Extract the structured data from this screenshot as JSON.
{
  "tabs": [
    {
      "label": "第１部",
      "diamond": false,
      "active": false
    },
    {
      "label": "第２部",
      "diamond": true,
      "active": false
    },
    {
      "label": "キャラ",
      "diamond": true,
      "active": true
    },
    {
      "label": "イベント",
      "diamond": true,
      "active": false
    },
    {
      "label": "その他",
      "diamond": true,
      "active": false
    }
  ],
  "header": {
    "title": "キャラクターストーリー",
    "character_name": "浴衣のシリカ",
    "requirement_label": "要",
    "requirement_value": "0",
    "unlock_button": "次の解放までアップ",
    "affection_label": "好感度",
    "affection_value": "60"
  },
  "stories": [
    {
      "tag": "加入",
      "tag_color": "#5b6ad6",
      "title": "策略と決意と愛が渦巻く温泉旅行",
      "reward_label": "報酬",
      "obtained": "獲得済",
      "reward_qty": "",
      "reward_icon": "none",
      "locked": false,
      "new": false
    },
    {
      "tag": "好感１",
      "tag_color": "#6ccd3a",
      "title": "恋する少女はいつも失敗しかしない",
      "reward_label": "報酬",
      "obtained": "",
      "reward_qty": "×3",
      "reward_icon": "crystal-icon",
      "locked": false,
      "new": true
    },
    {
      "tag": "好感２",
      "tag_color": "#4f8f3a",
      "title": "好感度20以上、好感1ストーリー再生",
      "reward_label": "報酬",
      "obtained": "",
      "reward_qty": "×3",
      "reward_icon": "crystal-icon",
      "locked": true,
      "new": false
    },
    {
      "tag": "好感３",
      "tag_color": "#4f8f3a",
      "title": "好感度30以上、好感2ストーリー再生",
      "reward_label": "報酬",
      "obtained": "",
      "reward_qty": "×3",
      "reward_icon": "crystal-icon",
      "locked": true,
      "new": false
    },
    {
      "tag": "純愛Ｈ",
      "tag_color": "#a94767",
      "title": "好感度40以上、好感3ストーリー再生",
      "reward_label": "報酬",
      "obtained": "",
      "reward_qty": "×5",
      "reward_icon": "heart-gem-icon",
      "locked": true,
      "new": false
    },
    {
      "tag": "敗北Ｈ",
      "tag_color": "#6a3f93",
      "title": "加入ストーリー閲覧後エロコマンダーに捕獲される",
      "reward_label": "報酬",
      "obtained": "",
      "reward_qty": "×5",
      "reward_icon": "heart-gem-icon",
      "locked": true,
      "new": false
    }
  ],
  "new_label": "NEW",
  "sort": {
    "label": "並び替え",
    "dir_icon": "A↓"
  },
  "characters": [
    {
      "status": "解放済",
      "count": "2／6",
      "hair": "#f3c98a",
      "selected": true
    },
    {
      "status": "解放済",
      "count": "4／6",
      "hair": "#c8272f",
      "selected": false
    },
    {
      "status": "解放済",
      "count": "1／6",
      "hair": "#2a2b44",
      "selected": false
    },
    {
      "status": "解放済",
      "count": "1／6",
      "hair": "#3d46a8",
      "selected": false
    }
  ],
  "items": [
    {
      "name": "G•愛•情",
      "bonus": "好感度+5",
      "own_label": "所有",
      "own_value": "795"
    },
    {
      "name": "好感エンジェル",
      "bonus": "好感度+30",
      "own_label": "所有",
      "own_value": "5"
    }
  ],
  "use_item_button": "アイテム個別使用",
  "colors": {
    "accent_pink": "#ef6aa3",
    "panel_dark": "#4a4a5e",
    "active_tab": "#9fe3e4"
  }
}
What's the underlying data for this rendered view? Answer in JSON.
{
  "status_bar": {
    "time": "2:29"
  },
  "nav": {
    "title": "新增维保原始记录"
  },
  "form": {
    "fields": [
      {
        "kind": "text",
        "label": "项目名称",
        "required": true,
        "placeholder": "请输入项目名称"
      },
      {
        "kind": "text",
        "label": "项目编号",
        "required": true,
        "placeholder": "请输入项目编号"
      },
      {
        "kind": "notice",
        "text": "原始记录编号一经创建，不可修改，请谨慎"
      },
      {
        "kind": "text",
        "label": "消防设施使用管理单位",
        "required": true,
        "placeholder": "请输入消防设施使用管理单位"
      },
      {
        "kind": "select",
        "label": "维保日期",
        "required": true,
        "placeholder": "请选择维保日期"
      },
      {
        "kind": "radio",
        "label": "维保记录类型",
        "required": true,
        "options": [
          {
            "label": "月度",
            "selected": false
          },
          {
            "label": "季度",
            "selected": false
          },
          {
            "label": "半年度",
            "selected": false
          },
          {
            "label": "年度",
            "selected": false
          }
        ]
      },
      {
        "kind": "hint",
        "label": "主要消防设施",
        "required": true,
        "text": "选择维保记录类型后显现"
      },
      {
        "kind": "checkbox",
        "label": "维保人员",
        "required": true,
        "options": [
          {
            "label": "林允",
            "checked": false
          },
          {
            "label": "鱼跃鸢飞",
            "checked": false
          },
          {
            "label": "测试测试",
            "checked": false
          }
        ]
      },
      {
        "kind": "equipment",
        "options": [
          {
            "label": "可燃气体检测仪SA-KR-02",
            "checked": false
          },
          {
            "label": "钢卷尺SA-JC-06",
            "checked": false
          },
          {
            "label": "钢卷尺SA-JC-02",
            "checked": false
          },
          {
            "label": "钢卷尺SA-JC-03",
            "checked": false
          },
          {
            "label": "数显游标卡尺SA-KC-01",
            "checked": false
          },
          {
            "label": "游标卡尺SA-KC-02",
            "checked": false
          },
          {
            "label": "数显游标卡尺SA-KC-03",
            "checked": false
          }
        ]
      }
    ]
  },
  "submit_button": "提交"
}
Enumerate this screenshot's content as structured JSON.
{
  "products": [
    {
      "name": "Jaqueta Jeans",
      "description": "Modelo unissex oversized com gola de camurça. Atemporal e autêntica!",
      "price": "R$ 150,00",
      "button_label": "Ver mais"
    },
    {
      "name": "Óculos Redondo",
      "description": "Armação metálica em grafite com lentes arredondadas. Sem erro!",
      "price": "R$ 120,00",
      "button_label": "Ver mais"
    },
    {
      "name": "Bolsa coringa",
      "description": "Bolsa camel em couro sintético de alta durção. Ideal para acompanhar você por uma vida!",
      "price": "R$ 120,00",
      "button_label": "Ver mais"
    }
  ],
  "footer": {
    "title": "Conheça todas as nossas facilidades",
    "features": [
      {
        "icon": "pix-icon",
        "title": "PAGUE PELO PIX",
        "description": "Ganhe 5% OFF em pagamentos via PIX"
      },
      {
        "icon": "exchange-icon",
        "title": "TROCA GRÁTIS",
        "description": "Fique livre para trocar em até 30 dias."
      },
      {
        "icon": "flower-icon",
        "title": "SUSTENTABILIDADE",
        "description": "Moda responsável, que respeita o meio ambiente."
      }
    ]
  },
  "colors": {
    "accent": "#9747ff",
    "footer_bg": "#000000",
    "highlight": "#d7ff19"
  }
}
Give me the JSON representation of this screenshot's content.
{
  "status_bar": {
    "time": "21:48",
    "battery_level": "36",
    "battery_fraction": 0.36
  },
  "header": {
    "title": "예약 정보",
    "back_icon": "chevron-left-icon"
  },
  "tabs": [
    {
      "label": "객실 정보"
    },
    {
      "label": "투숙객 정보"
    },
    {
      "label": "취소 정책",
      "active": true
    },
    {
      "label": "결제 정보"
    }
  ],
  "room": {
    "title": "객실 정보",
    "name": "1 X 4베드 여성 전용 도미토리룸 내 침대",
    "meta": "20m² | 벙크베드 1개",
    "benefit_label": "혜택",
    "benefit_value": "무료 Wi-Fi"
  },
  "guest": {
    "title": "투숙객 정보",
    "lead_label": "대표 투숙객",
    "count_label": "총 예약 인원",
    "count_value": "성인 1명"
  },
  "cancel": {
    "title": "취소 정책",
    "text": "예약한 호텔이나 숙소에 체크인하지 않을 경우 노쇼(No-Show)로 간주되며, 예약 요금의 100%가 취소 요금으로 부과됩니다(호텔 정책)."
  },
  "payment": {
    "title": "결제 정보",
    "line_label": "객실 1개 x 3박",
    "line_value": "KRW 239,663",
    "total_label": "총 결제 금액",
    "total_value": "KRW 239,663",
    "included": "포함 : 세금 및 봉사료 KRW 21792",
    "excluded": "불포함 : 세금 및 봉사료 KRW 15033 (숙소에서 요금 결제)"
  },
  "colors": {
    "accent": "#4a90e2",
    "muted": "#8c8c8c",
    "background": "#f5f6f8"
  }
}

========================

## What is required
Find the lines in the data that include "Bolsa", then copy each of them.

## Solution to the problem
      "name": "Bolsa coringa",
      "description": "Bolsa camel em couro sintético de alta durção. Ideal para acompanhar você por uma vida!",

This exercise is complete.